When you exercise, you’re not only making organs like your heart and brain happier, you’re also satisfying the bacteria in your gut, called the gut microbiome. Case in point: Overweight women who completed six weeks of endurance training, doing three cycling workouts a week, experienced changes in the composition of their gut microbiome, namely a reduction in potentially inflammatory microbes (proteobacteria) as well as an increase in potentially beneficial microbes (akkermansia). Researchers suggest that with more akkermansia in your gut, you may not only get a boost in metabolism but also lower your diabetes risk.
5. You’ll be protected from heart disease
It’s no secret that exercise is good for your ticker. In fact, staying fit could cut your risk of heart attack by half, according to a study from the European Heart Journal. Although most people associate aerobic exercise with better heart health, don’t discount strength training. In a study presented at a meeting of the American College of Cardiology, researchers compared strength training and aerobic activity like walking and biking and found that everything aerobic activity was good for, strength training was better. For instance, while both activities lowered the risk of being overweight, strength training was associated with less diabetes and even helped reduce the risk of hypertension. “Muscle is an organ, and when it contracts, it secretes chemicals that have wide- ranging effects on the body, many of which help the heart,” says Maia Smith, PhD, study co-author and statistical epidemiologist at St. George’s University in Grenada, West Indies.
6. You could learn a new motor skill faster
Learning to play the guitar or master the floss dance? It might be wise to schedule a quick bout of exercise after learning that new skill. In one study from McGill University in Montreal, Canada, people who exercised immediately after practicing a tracking skill on a computer had better motor-skill retention after 24 hours (which included a good night’s sleep). Researchers note that this could be due to an increase in metabolism, essentially bringing fresh blood to the brain. Bonus? Just 15 minutes of exercise can do the trick.
7. You’ll keep diabetes at bay
The American Diabetes Association has long recommended exercise as a preventive strategy against diabetes. But just going to the gym may not cut it. A recent study of 2,000 individuals aged 40 to 75 found that diabetes was less common in people who not only had good cardiorespiratory fitness but also did higher amounts of high-intensity physical activity (more than 22 minutes every week for men and over 30 minutes for women) and spent less time being sedentary during the day (less than 9.3 hours a day for men and 8.1 hours for women). The surprise? “A person who is considered to be fit in our study but has a high sitting time still has increased risk for diabetes and the metabolic syndrome compared to other fit people who sit less,” says Jeroen van der Velde, PhD, lead study author from Maastricht University in The Netherlands. One way devout gym-goers can lower their sit time? For every 30 minutes that you sit, take a quick standing or moving break.
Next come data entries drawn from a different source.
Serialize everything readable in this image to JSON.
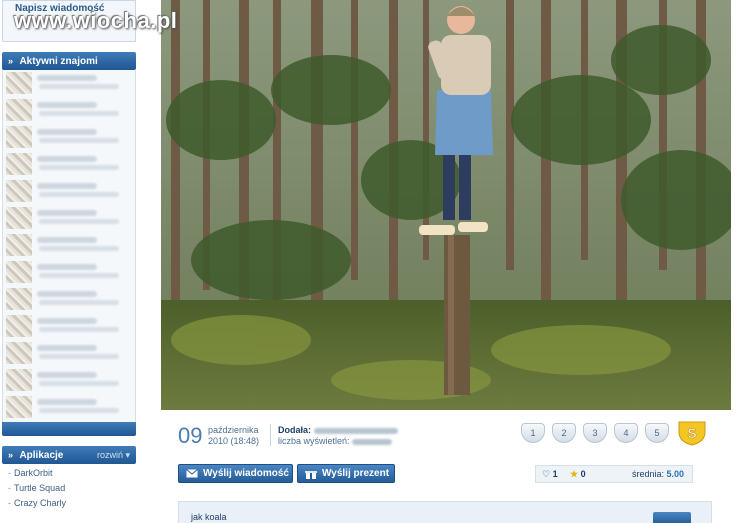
{
  "sidebar": {
    "top_link": "Napisz wiadomość",
    "friends_header": "Aktywni znajomi",
    "apps_header": "Aplikacje",
    "apps_toggle": "rozwiń",
    "apps": [
      "DarkOrbit",
      "Turtle Squad",
      "Crazy Charly"
    ]
  },
  "watermark": "www.wiocha.pl",
  "photo": {
    "description_icon": "forest-photo"
  },
  "post": {
    "day": "09",
    "month": "października",
    "year_time": "2010 (18:48)",
    "added_label": "Dodała:",
    "views_label": "liczba wyświetleń:",
    "ratings": [
      "1",
      "2",
      "3",
      "4",
      "5"
    ]
  },
  "actions": {
    "send_message": "Wyślij wiadomość",
    "send_gift": "Wyślij prezent"
  },
  "stats": {
    "likes": "1",
    "favorites": "0",
    "average_label": "średnia:",
    "average_value": "5.00"
  },
  "comment": {
    "text": "jak koala"
  },
  "colors": {
    "accent": "#245d99",
    "header_blue": "#1f5793",
    "text": "#1e3f66"
  }
}
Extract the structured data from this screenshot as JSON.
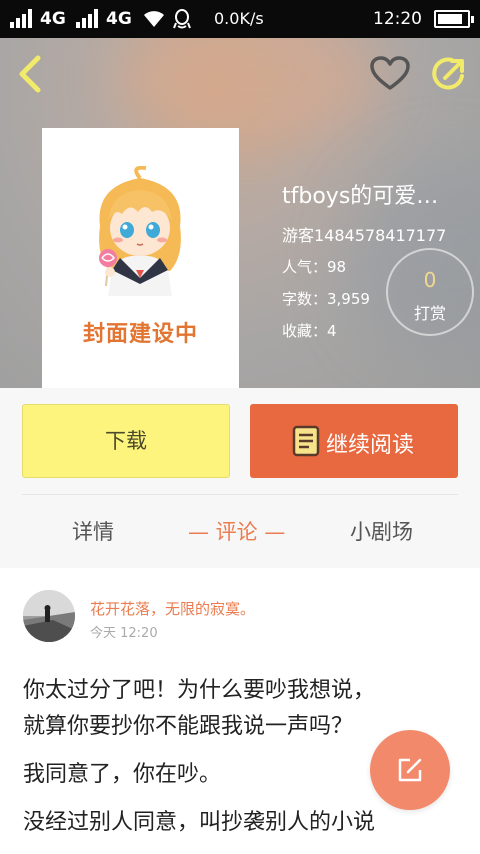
{
  "status_bar": {
    "network1": "4G",
    "network2": "4G",
    "speed": "0.0K/s",
    "time": "12:20",
    "battery_level": 0.85
  },
  "header_icons": [
    "back-icon",
    "heart-icon",
    "share-icon"
  ],
  "book": {
    "cover_caption": "封面建设中",
    "title": "tfboys的可爱…",
    "author": "游客1484578417177",
    "popularity": "人气：98",
    "word_count": "字数：3,959",
    "favorites": "收藏：4",
    "tip_count": "0",
    "tip_label": "打赏"
  },
  "actions": {
    "download": "下载",
    "continue_reading": "继续阅读"
  },
  "tabs": [
    {
      "label": "详情"
    },
    {
      "label": "— 评论 —"
    },
    {
      "label": "小剧场"
    }
  ],
  "comment": {
    "user": "花开花落，无限的寂寞。",
    "time": "今天 12:20",
    "lines": [
      "你太过分了吧！为什么要吵我想说，",
      "就算你要抄你不能跟我说一声吗？",
      "我同意了，你在吵。",
      "没经过别人同意，叫抄袭别人的小说"
    ]
  },
  "colors": {
    "accent": "#e8693f",
    "download_bg": "#fdf47e",
    "tab_active": "#ea7c4f",
    "fab": "#f2896a"
  }
}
8. You could sleep better
Although higher-quality sleep can boost your fitness performance, the opposite is true, too: Exercise can enhance your sleep. In a study in Advances in Preventive Medicine, 29 of the 34 studies evaluated concluded that exercise improved either the quality or duration of sleep, especially among middle-aged and older adults. Although aerobic exercise tended to have the strongest positive impact on sleep, even resistance training, yoga and tai chi were shown to improve it. But what if you’re stuck exercising close to bedtime? In a study from Experimental Physiology with 11 middle-aged men, logging a 30-minute high-intensity workout in the early evening didn’t disrupt sleep. Although researchers can’t say if women would get the same benefits, they say that as long as exercise isn’t hindering your usual sleep, exercise in the evening should be fine. One caveat: Make sure you’re not sacrificing sleep by moving your bedtime back just to log a workout.